      Figure 21. Constraining specific loadings across group

      Also, if you choose ‘Constraining (fix) loadings across groups,’ all loadings will be constrained to be equal across groups.

      Figure 22. Constraining all loadings across group

      If formative indicators are assumed for a latent variable, you check the ‘Formative relationship’ box per latent variable located at the top of the table. If they are reflective indicators, just leave the checkboxes unchecked.

      Figure 23. Specifying formative relationship between the indicators and the latent variable

      The above figure shows that cei1, cei2, and cei3 are formative indicators for LV_1, whereas the remaining indicators for LV_2 and LV_3 are reflective.


    5. Second-order latent variable modeling
      If you have a second-order latent variable in your model (2.f.ii), you need to specify the relationship between second-order and first-order latent variables. Another table will appear below the table for assigning indicators if your model has a second-order latent variable. The below figure shows that a second-order latent variable, LV2_1, is related to its lower-order latent variables LV_2 and LV_3, which serve as formative indicators for LV2_1.

      Figure 24. Specifying relation between second-order latent variable and lower-order latent variables

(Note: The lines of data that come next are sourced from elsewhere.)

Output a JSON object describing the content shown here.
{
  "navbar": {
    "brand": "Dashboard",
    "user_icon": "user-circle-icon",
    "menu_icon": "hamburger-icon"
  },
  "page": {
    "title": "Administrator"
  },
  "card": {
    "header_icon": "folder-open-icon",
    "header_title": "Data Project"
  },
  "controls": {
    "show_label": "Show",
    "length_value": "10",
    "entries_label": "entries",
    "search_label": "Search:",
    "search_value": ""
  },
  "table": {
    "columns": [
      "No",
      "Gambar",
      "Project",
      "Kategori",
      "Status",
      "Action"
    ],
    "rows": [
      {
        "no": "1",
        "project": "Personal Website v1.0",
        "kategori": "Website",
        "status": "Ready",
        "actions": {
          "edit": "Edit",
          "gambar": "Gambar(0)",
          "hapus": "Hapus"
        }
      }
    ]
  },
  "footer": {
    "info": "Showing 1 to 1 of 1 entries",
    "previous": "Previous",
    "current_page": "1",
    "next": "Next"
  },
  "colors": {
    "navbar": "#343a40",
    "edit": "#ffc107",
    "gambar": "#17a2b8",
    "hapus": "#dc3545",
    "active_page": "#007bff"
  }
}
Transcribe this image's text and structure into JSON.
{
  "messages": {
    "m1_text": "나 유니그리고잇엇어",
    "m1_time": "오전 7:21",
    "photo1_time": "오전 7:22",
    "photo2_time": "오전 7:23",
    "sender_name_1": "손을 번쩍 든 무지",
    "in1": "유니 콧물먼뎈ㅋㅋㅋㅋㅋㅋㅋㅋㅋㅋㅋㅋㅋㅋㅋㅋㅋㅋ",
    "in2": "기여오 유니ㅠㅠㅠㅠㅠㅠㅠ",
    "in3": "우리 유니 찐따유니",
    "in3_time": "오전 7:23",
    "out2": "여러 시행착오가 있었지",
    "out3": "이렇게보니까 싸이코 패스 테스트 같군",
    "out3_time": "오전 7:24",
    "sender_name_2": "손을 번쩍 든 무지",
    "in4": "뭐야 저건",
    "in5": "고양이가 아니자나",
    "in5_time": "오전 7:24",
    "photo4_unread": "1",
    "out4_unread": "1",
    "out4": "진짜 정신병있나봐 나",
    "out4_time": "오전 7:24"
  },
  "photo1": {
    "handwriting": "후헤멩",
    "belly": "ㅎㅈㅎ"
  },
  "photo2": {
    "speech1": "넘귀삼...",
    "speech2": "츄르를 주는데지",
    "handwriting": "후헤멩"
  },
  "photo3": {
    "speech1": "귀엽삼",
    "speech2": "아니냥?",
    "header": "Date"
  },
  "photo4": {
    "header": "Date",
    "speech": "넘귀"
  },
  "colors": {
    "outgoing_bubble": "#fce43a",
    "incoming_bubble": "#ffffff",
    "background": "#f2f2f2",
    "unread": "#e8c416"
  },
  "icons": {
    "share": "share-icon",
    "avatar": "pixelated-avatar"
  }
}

  3. Analyze Model
    Once you have finished all your model specification (either using syntax or table), please click . WEB GESCA will run your model. When the analysis is complete without any errors, you will see Summary, Parameter Estimates, and Plots appear on the main menu.